Then you remember – your BMW is equipped with iCaught (TM).

You get into the car; turn on the ignition and the screen prompts you that a minor collision was detected. "Would you like to review video?" the screen asks. You click YES. A video from both cameras, front and rear, begin to play on the 11' widescreen display. iCaught is designed to turn on milliseconds after the impact is detected and record direct to your in-car hard drive. The system also alerts your phone, but because you were tanning you missed the alert.

You write down the plate number in the video, report it to the police and within minutes they track down the car.

One teeny tiny problem…

Because the technology doesn't provide evidence of the person driving the car at the time of the incident it could make legal proceedings challenging. I wouldn't say this is reason enough to torpedo the idea entirely, but I do want to point it out before someone in the comments does.

Expect more creative marketing

This is just one way automakers could leverage existing hardware in an imaginative and fairly low cost manner to add more value to the consumer.

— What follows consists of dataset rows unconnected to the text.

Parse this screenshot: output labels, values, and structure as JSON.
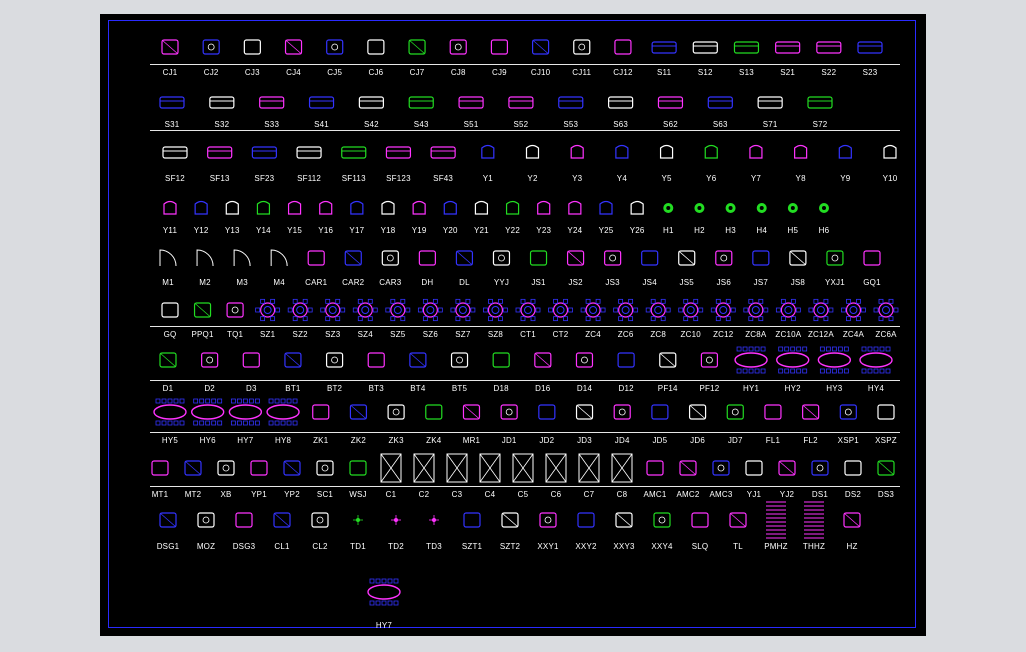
{
  "colors": {
    "background": "#000000",
    "frame": "#2a2aff",
    "label": "#ffffff",
    "magenta": "#ff33ff",
    "blue": "#3333ff",
    "white": "#ffffff",
    "green": "#22dd22",
    "red": "#ff2020",
    "yellow": "#ffff33",
    "cyan": "#33ffff"
  },
  "rows": [
    {
      "items": [
        "CJ1",
        "CJ2",
        "CJ3",
        "CJ4",
        "CJ5",
        "CJ6",
        "CJ7",
        "CJ8",
        "CJ9",
        "CJ10",
        "CJ11",
        "CJ12",
        "S11",
        "S12",
        "S13",
        "S21",
        "S22",
        "S23"
      ]
    },
    {
      "items": [
        "S31",
        "S32",
        "S33",
        "S41",
        "S42",
        "S43",
        "S51",
        "S52",
        "S53",
        "S63",
        "S62",
        "S63",
        "S71",
        "S72"
      ]
    },
    {
      "items": [
        "SF12",
        "SF13",
        "SF23",
        "SF112",
        "SF113",
        "SF123",
        "SF43",
        "Y1",
        "Y2",
        "Y3",
        "Y4",
        "Y5",
        "Y6",
        "Y7",
        "Y8",
        "Y9",
        "Y10"
      ]
    },
    {
      "items": [
        "Y11",
        "Y12",
        "Y13",
        "Y14",
        "Y15",
        "Y16",
        "Y17",
        "Y18",
        "Y19",
        "Y20",
        "Y21",
        "Y22",
        "Y23",
        "Y24",
        "Y25",
        "Y26",
        "H1",
        "H2",
        "H3",
        "H4",
        "H5",
        "H6"
      ]
    },
    {
      "items": [
        "M1",
        "M2",
        "M3",
        "M4",
        "CAR1",
        "CAR2",
        "CAR3",
        "DH",
        "DL",
        "YYJ",
        "JS1",
        "JS2",
        "JS3",
        "JS4",
        "JS5",
        "JS6",
        "JS7",
        "JS8",
        "YXJ1",
        "GQ1"
      ]
    },
    {
      "items": [
        "GQ",
        "PPQ1",
        "TQ1",
        "SZ1",
        "SZ2",
        "SZ3",
        "SZ4",
        "SZ5",
        "SZ6",
        "SZ7",
        "SZ8",
        "CT1",
        "CT2",
        "ZC4",
        "ZC6",
        "ZC8",
        "ZC10",
        "ZC12",
        "ZC8A",
        "ZC10A",
        "ZC12A",
        "ZC4A",
        "ZC6A"
      ]
    },
    {
      "items": [
        "D1",
        "D2",
        "D3",
        "BT1",
        "BT2",
        "BT3",
        "BT4",
        "BT5",
        "D18",
        "D16",
        "D14",
        "D12",
        "PF14",
        "PF12",
        "HY1",
        "HY2",
        "HY3",
        "HY4"
      ]
    },
    {
      "items": [
        "HY5",
        "HY6",
        "HY7",
        "HY8",
        "ZK1",
        "ZK2",
        "ZK3",
        "ZK4",
        "MR1",
        "JD1",
        "JD2",
        "JD3",
        "JD4",
        "JD5",
        "JD6",
        "JD7",
        "FL1",
        "FL2",
        "XSP1",
        "XSPZ"
      ]
    },
    {
      "items": [
        "MT1",
        "MT2",
        "XB",
        "YP1",
        "YP2",
        "SC1",
        "WSJ",
        "C1",
        "C2",
        "C3",
        "C4",
        "C5",
        "C6",
        "C7",
        "C8",
        "AMC1",
        "AMC2",
        "AMC3",
        "YJ1",
        "YJ2",
        "DS1",
        "DS2",
        "DS3"
      ]
    },
    {
      "items": [
        "DSG1",
        "MOZ",
        "DSG3",
        "CL1",
        "CL2",
        "TD1",
        "TD2",
        "TD3",
        "SZT1",
        "SZT2",
        "XXY1",
        "XXY2",
        "XXY3",
        "XXY4",
        "SLQ",
        "TL",
        "PMHZ",
        "THHZ",
        "HZ"
      ]
    },
    {
      "items": [
        "HY7"
      ]
    }
  ]
}
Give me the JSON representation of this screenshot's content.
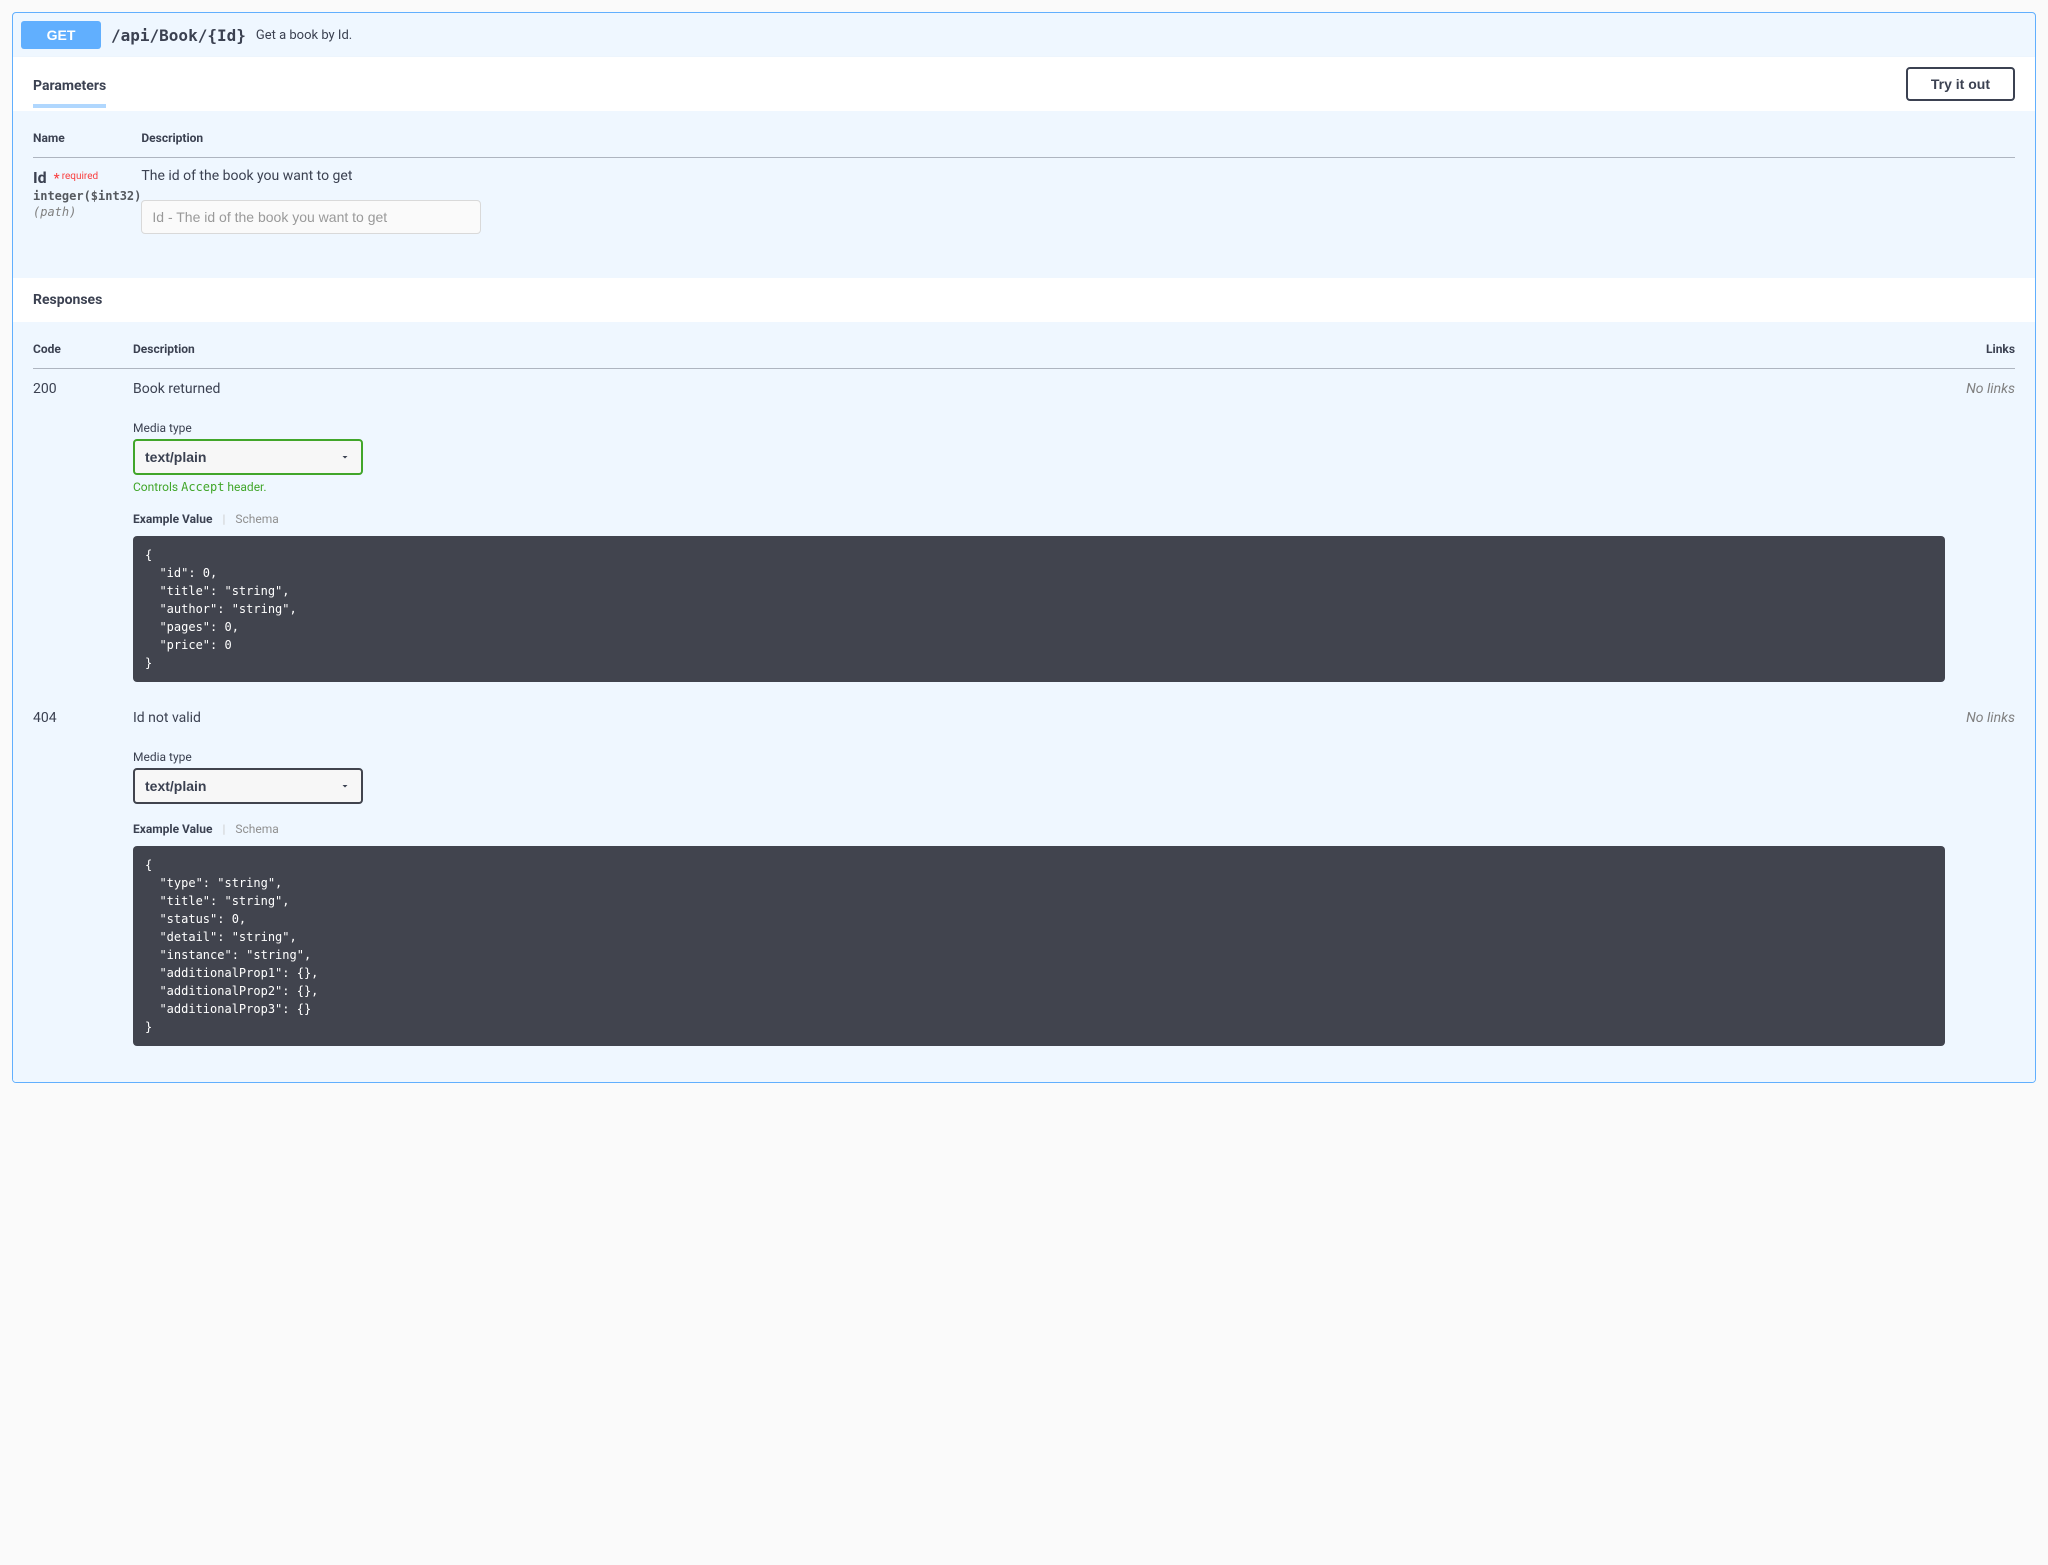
{
  "operation": {
    "method": "GET",
    "path": "/api/Book/{Id}",
    "summary": "Get a book by Id."
  },
  "sections": {
    "parameters_title": "Parameters",
    "responses_title": "Responses",
    "try_it_out": "Try it out"
  },
  "params": {
    "headers": {
      "name": "Name",
      "description": "Description"
    },
    "items": [
      {
        "name": "Id",
        "required_label": "required",
        "type": "integer",
        "format": "($int32)",
        "in": "(path)",
        "description": "The id of the book you want to get",
        "placeholder": "Id - The id of the book you want to get"
      }
    ]
  },
  "responses": {
    "headers": {
      "code": "Code",
      "description": "Description",
      "links": "Links"
    },
    "media_type_label": "Media type",
    "accept_hint_prefix": "Controls ",
    "accept_hint_code": "Accept",
    "accept_hint_suffix": " header.",
    "example_value_label": "Example Value",
    "schema_label": "Schema",
    "no_links": "No links",
    "items": [
      {
        "code": "200",
        "description": "Book returned",
        "media_type": "text/plain",
        "show_accept_hint": true,
        "example": "{\n  \"id\": 0,\n  \"title\": \"string\",\n  \"author\": \"string\",\n  \"pages\": 0,\n  \"price\": 0\n}"
      },
      {
        "code": "404",
        "description": "Id not valid",
        "media_type": "text/plain",
        "show_accept_hint": false,
        "example": "{\n  \"type\": \"string\",\n  \"title\": \"string\",\n  \"status\": 0,\n  \"detail\": \"string\",\n  \"instance\": \"string\",\n  \"additionalProp1\": {},\n  \"additionalProp2\": {},\n  \"additionalProp3\": {}\n}"
      }
    ]
  }
}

I suspect we will see more and more of this as automakers look for ways to prove to consumers that technologies such as 360-degree cameras have far more value than hitching trailers, parking and not backing over children.

The more value the consumer sees, the more money they might be willing to pay.